Aim of the task. Determine how many lines in the records hold "JSON", then give that number by itself.

Information shown.
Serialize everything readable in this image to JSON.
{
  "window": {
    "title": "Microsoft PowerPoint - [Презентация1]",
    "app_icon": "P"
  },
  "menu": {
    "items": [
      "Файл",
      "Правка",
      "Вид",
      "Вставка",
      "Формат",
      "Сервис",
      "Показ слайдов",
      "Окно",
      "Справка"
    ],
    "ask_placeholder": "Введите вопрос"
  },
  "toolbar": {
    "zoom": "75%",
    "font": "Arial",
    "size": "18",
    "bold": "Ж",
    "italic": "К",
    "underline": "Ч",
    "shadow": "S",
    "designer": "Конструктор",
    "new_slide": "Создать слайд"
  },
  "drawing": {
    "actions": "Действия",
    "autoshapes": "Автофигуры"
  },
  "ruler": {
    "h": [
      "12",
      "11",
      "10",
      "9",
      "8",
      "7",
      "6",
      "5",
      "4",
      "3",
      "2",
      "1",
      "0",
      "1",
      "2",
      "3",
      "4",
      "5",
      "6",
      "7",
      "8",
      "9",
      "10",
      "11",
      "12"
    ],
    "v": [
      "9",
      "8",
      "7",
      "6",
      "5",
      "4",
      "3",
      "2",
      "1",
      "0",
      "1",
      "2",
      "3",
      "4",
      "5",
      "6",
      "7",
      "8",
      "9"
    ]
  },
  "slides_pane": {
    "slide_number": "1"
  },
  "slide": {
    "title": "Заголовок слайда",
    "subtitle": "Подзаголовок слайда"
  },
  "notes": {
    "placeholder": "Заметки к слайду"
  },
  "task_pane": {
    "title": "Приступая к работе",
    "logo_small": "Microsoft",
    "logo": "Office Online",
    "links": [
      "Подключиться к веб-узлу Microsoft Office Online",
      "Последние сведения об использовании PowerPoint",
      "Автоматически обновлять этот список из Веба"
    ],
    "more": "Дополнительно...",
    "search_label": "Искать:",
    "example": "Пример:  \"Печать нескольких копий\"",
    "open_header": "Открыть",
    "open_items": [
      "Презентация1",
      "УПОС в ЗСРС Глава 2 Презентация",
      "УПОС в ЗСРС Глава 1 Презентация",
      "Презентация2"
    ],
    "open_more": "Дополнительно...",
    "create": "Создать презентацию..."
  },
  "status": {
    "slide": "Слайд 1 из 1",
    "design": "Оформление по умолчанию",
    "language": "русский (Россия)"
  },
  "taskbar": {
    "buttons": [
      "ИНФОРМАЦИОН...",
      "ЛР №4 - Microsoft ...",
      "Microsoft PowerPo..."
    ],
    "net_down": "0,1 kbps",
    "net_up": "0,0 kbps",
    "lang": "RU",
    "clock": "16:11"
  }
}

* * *

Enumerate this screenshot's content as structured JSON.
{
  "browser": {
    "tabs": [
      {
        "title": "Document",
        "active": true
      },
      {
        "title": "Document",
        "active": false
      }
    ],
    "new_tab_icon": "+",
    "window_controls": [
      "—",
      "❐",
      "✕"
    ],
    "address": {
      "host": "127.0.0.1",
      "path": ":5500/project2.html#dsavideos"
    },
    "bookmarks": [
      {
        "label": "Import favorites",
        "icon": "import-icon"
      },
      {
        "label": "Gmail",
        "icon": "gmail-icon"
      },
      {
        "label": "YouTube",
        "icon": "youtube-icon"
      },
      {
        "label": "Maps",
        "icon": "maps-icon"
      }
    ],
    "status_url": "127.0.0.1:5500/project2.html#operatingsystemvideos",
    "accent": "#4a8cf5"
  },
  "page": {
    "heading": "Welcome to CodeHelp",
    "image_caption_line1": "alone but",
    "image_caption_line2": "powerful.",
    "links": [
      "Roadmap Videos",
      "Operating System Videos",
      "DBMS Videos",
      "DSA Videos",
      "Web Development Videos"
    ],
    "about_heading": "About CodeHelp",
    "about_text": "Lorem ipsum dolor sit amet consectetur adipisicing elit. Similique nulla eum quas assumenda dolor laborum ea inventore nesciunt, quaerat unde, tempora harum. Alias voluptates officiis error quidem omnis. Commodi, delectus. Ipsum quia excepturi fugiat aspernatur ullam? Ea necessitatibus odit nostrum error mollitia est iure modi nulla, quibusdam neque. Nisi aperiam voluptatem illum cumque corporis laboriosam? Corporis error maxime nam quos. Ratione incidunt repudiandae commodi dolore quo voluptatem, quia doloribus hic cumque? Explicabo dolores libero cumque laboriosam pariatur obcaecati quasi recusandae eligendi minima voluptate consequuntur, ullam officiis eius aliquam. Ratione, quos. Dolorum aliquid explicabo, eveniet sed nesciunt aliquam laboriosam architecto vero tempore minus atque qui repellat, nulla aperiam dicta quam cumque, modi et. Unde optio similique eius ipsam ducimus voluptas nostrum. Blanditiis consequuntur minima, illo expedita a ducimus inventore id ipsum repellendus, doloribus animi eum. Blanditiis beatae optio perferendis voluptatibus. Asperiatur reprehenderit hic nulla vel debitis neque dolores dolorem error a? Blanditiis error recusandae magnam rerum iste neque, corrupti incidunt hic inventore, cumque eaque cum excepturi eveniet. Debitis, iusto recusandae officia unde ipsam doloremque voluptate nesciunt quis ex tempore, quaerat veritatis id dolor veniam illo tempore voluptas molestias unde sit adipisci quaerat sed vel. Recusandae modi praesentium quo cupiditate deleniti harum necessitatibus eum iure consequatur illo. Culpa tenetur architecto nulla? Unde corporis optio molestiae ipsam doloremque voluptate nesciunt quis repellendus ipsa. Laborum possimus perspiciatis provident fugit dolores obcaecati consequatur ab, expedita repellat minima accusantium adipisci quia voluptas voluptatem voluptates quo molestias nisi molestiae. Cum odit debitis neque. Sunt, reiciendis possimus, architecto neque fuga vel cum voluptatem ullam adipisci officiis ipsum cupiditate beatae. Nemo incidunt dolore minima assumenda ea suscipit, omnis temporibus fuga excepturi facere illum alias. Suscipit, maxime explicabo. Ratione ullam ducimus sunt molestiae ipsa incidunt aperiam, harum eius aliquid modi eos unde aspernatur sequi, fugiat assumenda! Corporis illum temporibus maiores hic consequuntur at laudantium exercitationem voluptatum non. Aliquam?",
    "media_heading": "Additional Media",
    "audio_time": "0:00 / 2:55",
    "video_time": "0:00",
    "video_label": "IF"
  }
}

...

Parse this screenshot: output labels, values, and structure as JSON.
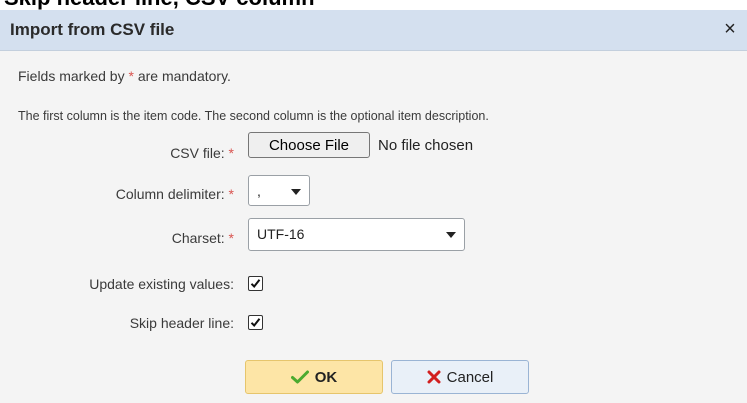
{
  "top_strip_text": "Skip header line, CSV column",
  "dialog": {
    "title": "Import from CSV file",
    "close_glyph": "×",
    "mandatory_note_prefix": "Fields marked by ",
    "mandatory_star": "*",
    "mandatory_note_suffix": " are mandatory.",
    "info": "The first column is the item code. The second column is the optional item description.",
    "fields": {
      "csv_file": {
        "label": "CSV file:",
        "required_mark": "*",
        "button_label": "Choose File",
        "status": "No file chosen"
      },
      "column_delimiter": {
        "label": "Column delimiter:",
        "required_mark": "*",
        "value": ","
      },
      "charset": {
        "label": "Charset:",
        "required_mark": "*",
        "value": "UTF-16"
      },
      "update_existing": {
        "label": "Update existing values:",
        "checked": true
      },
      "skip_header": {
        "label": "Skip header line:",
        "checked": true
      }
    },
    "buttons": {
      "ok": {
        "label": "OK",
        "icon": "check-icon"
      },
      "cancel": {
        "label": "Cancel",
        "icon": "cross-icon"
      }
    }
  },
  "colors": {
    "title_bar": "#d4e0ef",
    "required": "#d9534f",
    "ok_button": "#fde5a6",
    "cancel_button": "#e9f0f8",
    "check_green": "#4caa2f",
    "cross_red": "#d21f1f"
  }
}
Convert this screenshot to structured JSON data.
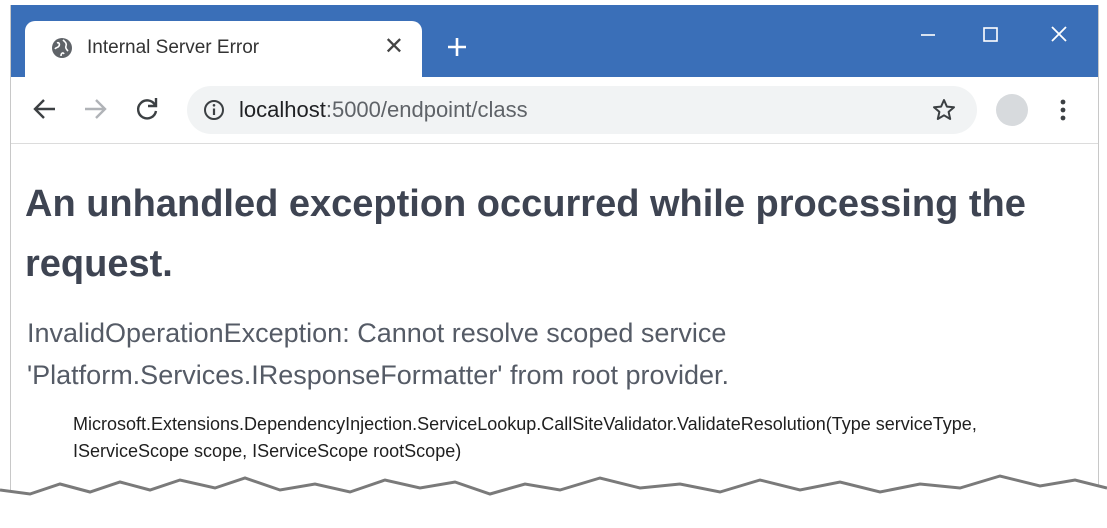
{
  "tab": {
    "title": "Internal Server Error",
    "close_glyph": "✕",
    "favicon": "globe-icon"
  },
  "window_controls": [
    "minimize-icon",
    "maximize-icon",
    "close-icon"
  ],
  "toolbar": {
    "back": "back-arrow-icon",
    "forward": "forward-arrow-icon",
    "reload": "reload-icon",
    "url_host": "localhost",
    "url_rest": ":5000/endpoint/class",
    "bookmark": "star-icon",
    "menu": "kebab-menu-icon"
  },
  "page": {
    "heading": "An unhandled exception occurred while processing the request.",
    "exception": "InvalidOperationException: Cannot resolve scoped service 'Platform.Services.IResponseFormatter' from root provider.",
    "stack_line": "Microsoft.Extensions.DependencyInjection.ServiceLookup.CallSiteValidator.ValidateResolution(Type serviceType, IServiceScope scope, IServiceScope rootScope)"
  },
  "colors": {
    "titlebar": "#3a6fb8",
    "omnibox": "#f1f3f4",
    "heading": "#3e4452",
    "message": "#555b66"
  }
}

Your response. 4